Small songbirds, on the other hand, can safely sit on a single power line without any issues.
In a study published recently in the Wildlife Society Bulletin, Barnes and his co-authors set up Google Alert notifications for news stories occurring from 2014 to 2018 in the lower 48 states including words like fire, hawks and electrocution. They separated the legitimate cases of fires caused by electrocuted birds from other news about rock bands or Pontiac Firebird cars.
The team found 44 cases of wildfires started by electrocuted birds. When they analyzed these cases, they found one major hot spot for electrocuted bird fires—an area sometimes known as the Mediterranean California. This area covers a large portion of the state where the climate is characterized by cool, wet winters and hot, dry summers. These conditions lead to a buildup of vegetation that dries out and dies during the summer—a perfect situation for wildfires in general, with or without electrocuted birds.
Twelve of the cases the researchers tracked down—about 27% of the total—occurred in this region, despite the area only accounting for about 2% of the total land of the lower 48 states.
Barnes said that fires in these areas could be reduced if utility companies retrofitted their power lines and poles so that they were less dangerous for raptors in this part of California. That would involve covering parts of the wires on the poles so that large birds can’t make the connection while perching, among other measures.
While this may burden utility companies, Barnes said that retrofitting far outweighs the potential cost of lawsuits due to property loss or injuries caused by fires. In one case the researchers found in Chile, someone even died from one of these fires caused by birds getting electrocuted.
The power companies also face potential legal problems from litigation due to the unpermitted take of protected species like bald (Haliaeetus leucocephalus) or golden eagles (Aquila chrysaetos).
With the proper mitigation, the phoenix that rises from the ashes of electrocuted raptors could be a safer California for birds and humans.
This article features research that was published in a TWS peer-reviewed journal.

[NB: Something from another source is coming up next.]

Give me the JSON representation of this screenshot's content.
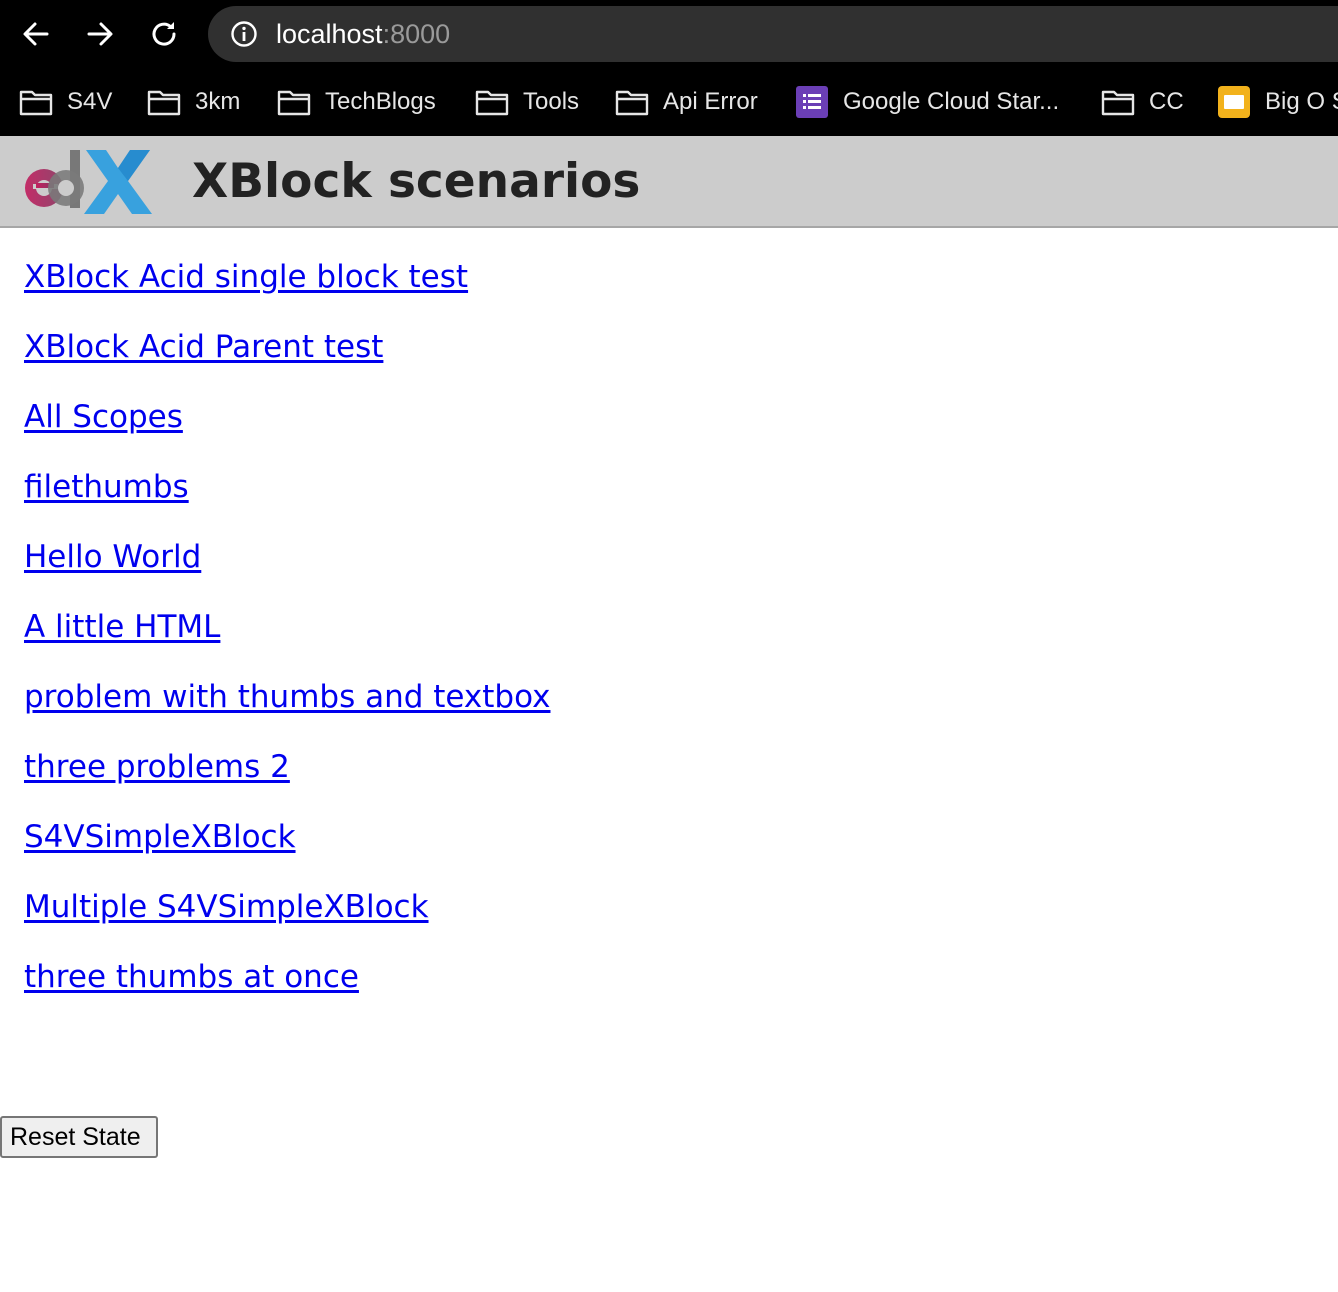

Individual online access to all TWS journal articles is a benefit of membership. Join TWS now to read the latest in wildlife research.